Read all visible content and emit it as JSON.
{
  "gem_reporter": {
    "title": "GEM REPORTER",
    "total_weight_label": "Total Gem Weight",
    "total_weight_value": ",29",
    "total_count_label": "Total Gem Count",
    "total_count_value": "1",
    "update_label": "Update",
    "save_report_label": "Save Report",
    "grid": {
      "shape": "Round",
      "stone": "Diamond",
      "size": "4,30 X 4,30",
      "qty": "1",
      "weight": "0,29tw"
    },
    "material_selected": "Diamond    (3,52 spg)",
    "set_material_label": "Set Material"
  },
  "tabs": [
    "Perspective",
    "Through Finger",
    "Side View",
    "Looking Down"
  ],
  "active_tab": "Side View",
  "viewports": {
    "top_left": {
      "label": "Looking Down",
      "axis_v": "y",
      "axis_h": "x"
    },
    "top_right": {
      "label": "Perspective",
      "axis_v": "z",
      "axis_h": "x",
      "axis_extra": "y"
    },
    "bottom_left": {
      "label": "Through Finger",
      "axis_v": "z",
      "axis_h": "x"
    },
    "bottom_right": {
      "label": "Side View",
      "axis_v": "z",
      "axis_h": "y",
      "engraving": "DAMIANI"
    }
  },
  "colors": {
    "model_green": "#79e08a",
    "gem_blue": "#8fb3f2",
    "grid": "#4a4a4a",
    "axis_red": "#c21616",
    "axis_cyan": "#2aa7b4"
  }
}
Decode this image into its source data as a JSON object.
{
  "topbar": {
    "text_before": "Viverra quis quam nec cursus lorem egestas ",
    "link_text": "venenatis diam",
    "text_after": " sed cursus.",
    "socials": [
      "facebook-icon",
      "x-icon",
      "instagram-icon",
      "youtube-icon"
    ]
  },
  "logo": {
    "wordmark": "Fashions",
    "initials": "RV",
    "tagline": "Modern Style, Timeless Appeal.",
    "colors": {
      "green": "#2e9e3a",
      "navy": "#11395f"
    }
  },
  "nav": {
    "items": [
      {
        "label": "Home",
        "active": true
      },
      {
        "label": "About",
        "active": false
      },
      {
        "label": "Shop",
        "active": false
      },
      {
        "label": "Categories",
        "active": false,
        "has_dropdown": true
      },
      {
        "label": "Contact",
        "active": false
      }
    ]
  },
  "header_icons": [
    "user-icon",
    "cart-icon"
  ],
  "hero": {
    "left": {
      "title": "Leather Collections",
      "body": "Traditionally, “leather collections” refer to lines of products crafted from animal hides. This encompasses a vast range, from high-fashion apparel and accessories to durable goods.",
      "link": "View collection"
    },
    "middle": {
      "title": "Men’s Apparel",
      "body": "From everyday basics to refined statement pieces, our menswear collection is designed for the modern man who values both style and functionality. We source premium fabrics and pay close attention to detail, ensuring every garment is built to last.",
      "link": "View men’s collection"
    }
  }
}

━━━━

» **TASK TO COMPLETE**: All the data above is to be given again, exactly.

» **ANSWER TO THIS EXERCISE**:
Read all visible content and emit it as JSON.
{
  "gem_reporter": {
    "title": "GEM REPORTER",
    "total_weight_label": "Total Gem Weight",
    "total_weight_value": ",29",
    "total_count_label": "Total Gem Count",
    "total_count_value": "1",
    "update_label": "Update",
    "save_report_label": "Save Report",
    "grid": {
      "shape": "Round",
      "stone": "Diamond",
      "size": "4,30 X 4,30",
      "qty": "1",
      "weight": "0,29tw"
    },
    "material_selected": "Diamond    (3,52 spg)",
    "set_material_label": "Set Material"
  },
  "tabs": [
    "Perspective",
    "Through Finger",
    "Side View",
    "Looking Down"
  ],
  "active_tab": "Side View",
  "viewports": {
    "top_left": {
      "label": "Looking Down",
      "axis_v": "y",
      "axis_h": "x"
    },
    "top_right": {
      "label": "Perspective",
      "axis_v": "z",
      "axis_h": "x",
      "axis_extra": "y"
    },
    "bottom_left": {
      "label": "Through Finger",
      "axis_v": "z",
      "axis_h": "x"
    },
    "bottom_right": {
      "label": "Side View",
      "axis_v": "z",
      "axis_h": "y",
      "engraving": "DAMIANI"
    }
  },
  "colors": {
    "model_green": "#79e08a",
    "gem_blue": "#8fb3f2",
    "grid": "#4a4a4a",
    "axis_red": "#c21616",
    "axis_cyan": "#2aa7b4"
  }
}
Decode this image into its source data as a JSON object.
{
  "topbar": {
    "text_before": "Viverra quis quam nec cursus lorem egestas ",
    "link_text": "venenatis diam",
    "text_after": " sed cursus.",
    "socials": [
      "facebook-icon",
      "x-icon",
      "instagram-icon",
      "youtube-icon"
    ]
  },
  "logo": {
    "wordmark": "Fashions",
    "initials": "RV",
    "tagline": "Modern Style, Timeless Appeal.",
    "colors": {
      "green": "#2e9e3a",
      "navy": "#11395f"
    }
  },
  "nav": {
    "items": [
      {
        "label": "Home",
        "active": true
      },
      {
        "label": "About",
        "active": false
      },
      {
        "label": "Shop",
        "active": false
      },
      {
        "label": "Categories",
        "active": false,
        "has_dropdown": true
      },
      {
        "label": "Contact",
        "active": false
      }
    ]
  },
  "header_icons": [
    "user-icon",
    "cart-icon"
  ],
  "hero": {
    "left": {
      "title": "Leather Collections",
      "body": "Traditionally, “leather collections” refer to lines of products crafted from animal hides. This encompasses a vast range, from high-fashion apparel and accessories to durable goods.",
      "link": "View collection"
    },
    "middle": {
      "title": "Men’s Apparel",
      "body": "From everyday basics to refined statement pieces, our menswear collection is designed for the modern man who values both style and functionality. We source premium fabrics and pay close attention to detail, ensuring every garment is built to last.",
      "link": "View men’s collection"
    }
  }
}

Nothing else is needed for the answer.